selfie

Other research has shown these SNS users tend to have higher levels of extroversion, narcissism and exhibitionism as well as higher frequencies of picture uploading and sharing (I couldn’t find a PDF that wasn’t behind a pay wall, I have a copy if anyone is interested).

Pictures on SNS’s shape our impressions of others, the world and what is considered acceptable and desirable. Johnny Winston of Stanford University suggests that “photography plays an important role as users value the image’s ability to show rather than tell”. It’s as though photographs are being used selectively to present what’s considered by peers as an ideal image or an “awesome life”. Christine Rosen of the Ethics and Public Policy Center (Washington, DC) calls this “eg0-casting” and says that nowadays, people are presenting themselves online like “products”.

The research paints an interesting picture; selective self-presentation seems to be the attraction to a lot of people. But you have to wonder, is proving yourself getting in the way of the event? I think for myself, back in the MySpace days, it certainly was.

I’m sure you can recall going to an event and seeing a sea of LCD screens. Some pop up now and again, but some are there for the entire spectacle. If you search for a gig on YouTube, especially for more high profile musicians, you’re bound to find hundreds of poor-quality videos of the same show. It seems a lot of people experience the show through a phone both during and after the event.

seaofscreens

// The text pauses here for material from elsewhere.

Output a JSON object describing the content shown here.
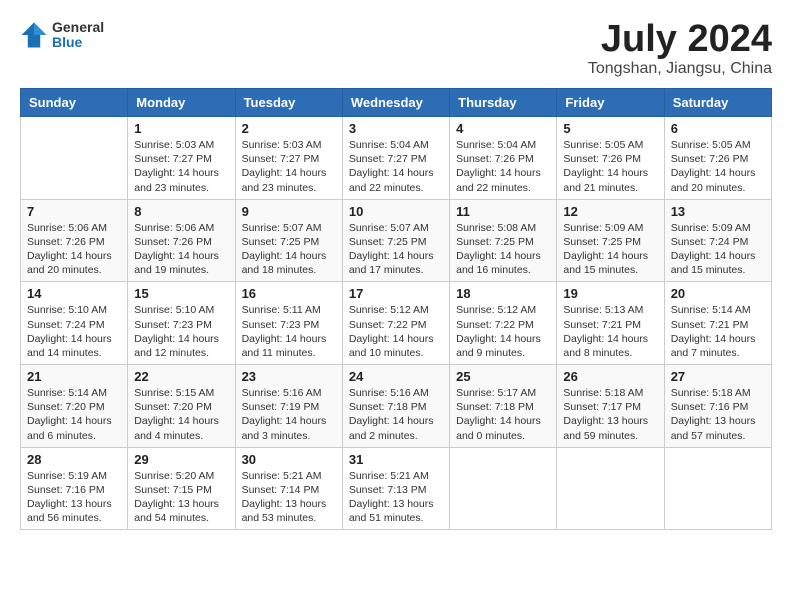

The trouble with the research however, is that it mainly uses questionnaires and correlational data. As a result, it’s difficult to discern the actual causes and effects. Instead, it shows relationships between personality types and online habits. So I’m not trying to say that everyone who uses Facebook is a narcissist, or that uploading pictures is a marketing strategy. Because there are, of course, success stories from the SNS world.

Photographers Jim Mortram and Eric Kim have found considerable success through online mediums; Olivia Bee was discovered on Flickr at the age 14. I’m also sure there are bunch of people I don’t know of who have found success.

I think it relates to what the individual deems important. I know I’d find it more enjoyable to chow down on my steak, rather than having a photoshoot with it. But you have to wonder whether people are seeking to take pictures of things that prove how interesting they are and putting the presentation of the experience before the actual experience.


But of course, this is nothing new. People have always been looking for ways to present themselves depending on their personal needs. As the authors of the paper ‘Mirror Mirror on my Facebook Wall’ said: “The Internet has not created new motivation for self-presentation, but provides new tools to implement such motives”.


Image credits: Cell Phone lights by DeaPeaJay, Everyone is staring at their phone, on the Seoul Metro, Seoul, Korea November 2010 by Marc_Smith, Selfie at The Top of The Rock by mollybob, Wave those mobile phones by James Cridland